Some have already started germination, even the tiny thymeseeds start to look green. Others, not so much yet. Patience....
To 'celebrate' we went out and got some stuff for my balcony: pots / containers / soil), and seeds and plants.
I got four long wooden containers (they look great!) and the following plants:
- 4 tiny celery plants
- 4 tiny parsleys
- 4 tiny corn salads
- 1 big cucumber plant (with baby cucumbers)
- 1 small sweet pepper plant
- 1 bonsai basil (very nice!)
- 1 small lovage
and seeds for: * spring onions * rosemary * garlic chives * corn salad * courgette (or zucchini or summersquash depending on where you live)
Through a friend I got three tomato-plants, seeds for beetroot, basil, parsley, peas and several types of beans. I'm still looking for pinto-bean seeds, but they seem somewhat unavailable in the NL. I also still have rocket-seed, Tropaeolum and tons of seeds for sprouts (alfalfa, garden cress, etc).
I think I have enough.... (though boyfriend promised me oregano and thyme plants / seeds)
I want a bunch of smaller pots to put herbs in. It'll look nice and helps to sow in phases.
I'm looking forward to seeding and growing, especially the sprouts. I seem to be able to eat bread again, so that would mean nice summer sandwiches with veggies and cheese and herbs and such :D
I have a balcony on the south, and even though most Dutch people think we do not get any sun, I can assure you we do. It gets pretty hot on my balcony, which I hope will help with the somewhat exotic plants (cucumber, peppers, tomatoes, courgette).
Now I only need a garden-hose, cause I'm not dragging water over every day :P
We haven't set it up yet, but will take pictures when we do.
I came up with a random casserole recipe by just tossing stuff together. I have tons of cans with food from my compulsive food-buying so I just mixed what I thought would work (my cans are mostly 1 person portions):
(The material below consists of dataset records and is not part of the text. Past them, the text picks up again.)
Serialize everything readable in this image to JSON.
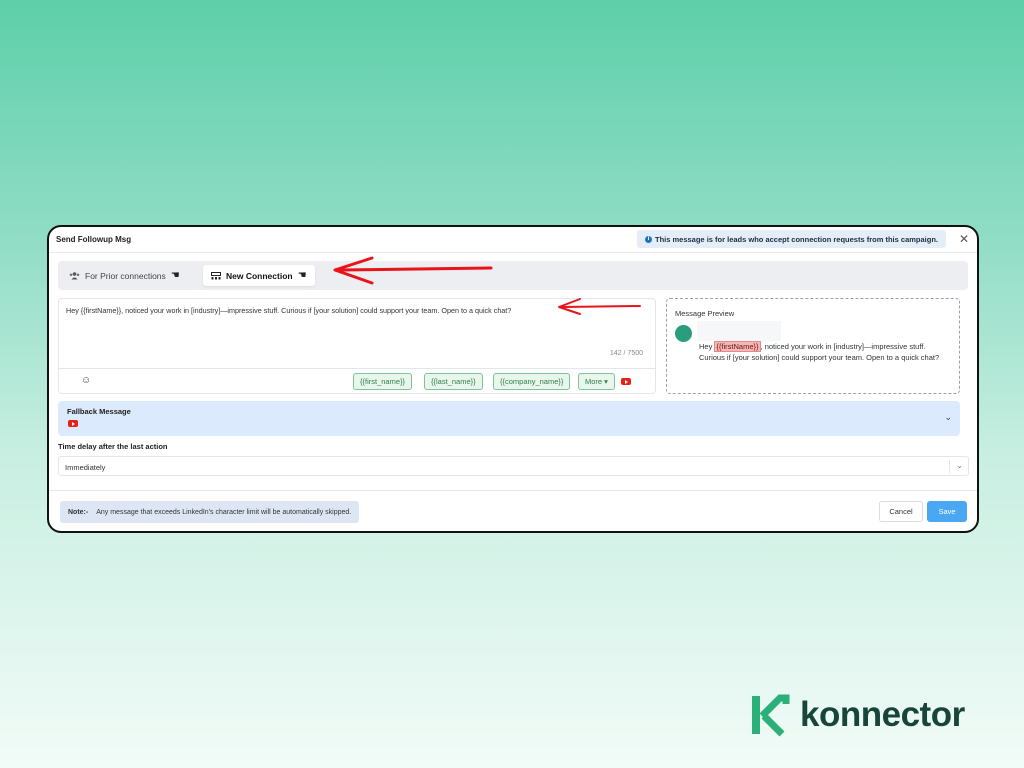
{
  "modal": {
    "title": "Send Followup Msg",
    "info_banner": "This message is for leads who accept connection requests from this campaign.",
    "close_glyph": "✕"
  },
  "tabs": [
    {
      "label": "For Prior connections",
      "icon": "users-icon",
      "active": false
    },
    {
      "label": "New Connection",
      "icon": "new-connection-icon",
      "active": true
    }
  ],
  "editor": {
    "text": "Hey {{firstName}}, noticed your work in [industry]—impressive stuff. Curious if [your solution] could support your team. Open to a quick chat?",
    "char_count": "142 / 7500",
    "variables": [
      "{{first_name}}",
      "{{last_name}}",
      "{{company_name}}"
    ],
    "more_label": "More ▾"
  },
  "preview": {
    "title": "Message Preview",
    "text_before": "Hey ",
    "highlight": "{{firstName}}",
    "text_after": ", noticed your work in [industry]—impressive stuff. Curious if [your solution] could support your team. Open to a quick chat?"
  },
  "fallback": {
    "title": "Fallback Message"
  },
  "delay": {
    "label": "Time delay after the last action",
    "value": "Immediately"
  },
  "footer": {
    "note_label": "Note:-",
    "note_text": "Any message that exceeds LinkedIn's character limit will be automatically skipped.",
    "cancel_label": "Cancel",
    "save_label": "Save"
  },
  "brand": {
    "name": "konnector",
    "color": "#17453a",
    "accent": "#2bb07a"
  },
  "colors": {
    "accent": "#4aa8f2",
    "arrow": "#e8141a"
  }
}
- 1 small can of brown lentils
- 1 small can of baked beans in tomato-sauce
- half a courgette (zucchini I believe you weird USians call it)
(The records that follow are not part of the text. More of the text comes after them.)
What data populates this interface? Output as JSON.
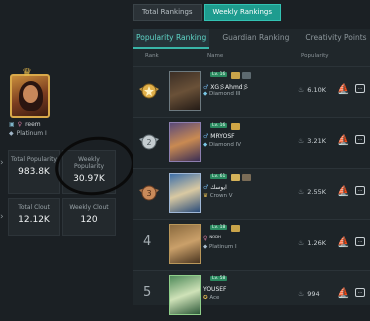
{
  "top_tabs": [
    "Total Rankings",
    "Weekly Rankings"
  ],
  "sub_tabs": [
    "Popularity Ranking",
    "Guardian Ranking",
    "Creativity Points"
  ],
  "columns": {
    "rank": "Rank",
    "name": "Name",
    "popularity": "Popularity"
  },
  "profile": {
    "name": "reem",
    "tier": "Platinum I",
    "total_popularity_label": "Total Popularity",
    "total_popularity": "983.8K",
    "weekly_popularity_label": "Weekly Popularity",
    "weekly_popularity": "30.97K",
    "total_clout_label": "Total Clout",
    "total_clout": "12.12K",
    "weekly_clout_label": "Weekly Clout",
    "weekly_clout": "120"
  },
  "rows": [
    {
      "rank": "",
      "level": "Lv. 16",
      "name": "XG彡Ahmd彡",
      "tier": "Diamond III",
      "popularity": "6.10K"
    },
    {
      "rank": "",
      "level": "Lv. 16",
      "name": "MRYOSF",
      "tier": "Diamond IV",
      "popularity": "3.21K"
    },
    {
      "rank": "",
      "level": "Lv. 61",
      "name": "ايوسك",
      "tier": "Crown V",
      "popularity": "2.55K"
    },
    {
      "rank": "4",
      "level": "Lv. 18",
      "name": "ᴺᴼᴰᴴ",
      "tier": "Platinum I",
      "popularity": "1.26K"
    },
    {
      "rank": "5",
      "level": "Lv. 58",
      "name": "YOUSEF",
      "tier": "Ace",
      "popularity": "994"
    }
  ],
  "action_icons": [
    "gift-icon",
    "more-icon"
  ],
  "more_glyph": "···"
}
- about 200 grams of baked mushrooms (a leftover, baked in butter and garlic salt, tasty!)
- 1 small can of cream of mushroom soup (at least, I think you call it that, I'd just call it 'creamy mushroom soup')
- two handfuls of grated cheese (ah well, cup, handfuls, who needs exact science!)
I mixed everything together apart from the cheese, put it into oven-dishes, and topped it with cheese. My cans contained about 200 grams of lentils / beans (about 7 US-oz). The soup was a one-person portion, around 230ml / 7.5oz. I don't think the exact amount really matters, the general idea / proportion counts more. I think replacing either the lentils or beans with ground beef/pork will also work pretty well (I want to try a tofu version some time soon).
I just love courgette and mushroom...
I did forget to season it with pepper and salt and herbs, but it tasted pretty good just like this, probably thanks to the soup being already seasoned. I liked the mixture of creamy soup and tomato sauce.
I put it in my toaster-oven for about half an hour on 400°F / 200°C, but it's a toaster-oven, so YMMV.
I ate a tasty portion, put another in my bento for tomorrows lunch and have two portions left for later in the week / freezer. Normally this would make two portions I think. Or maybe one and a half.
My first attempt to cook from my pantry has turned out pretty well. Very pleased :D
Now I have to think of something to cook with my forgotten-but-stil-ok small sweet peppers...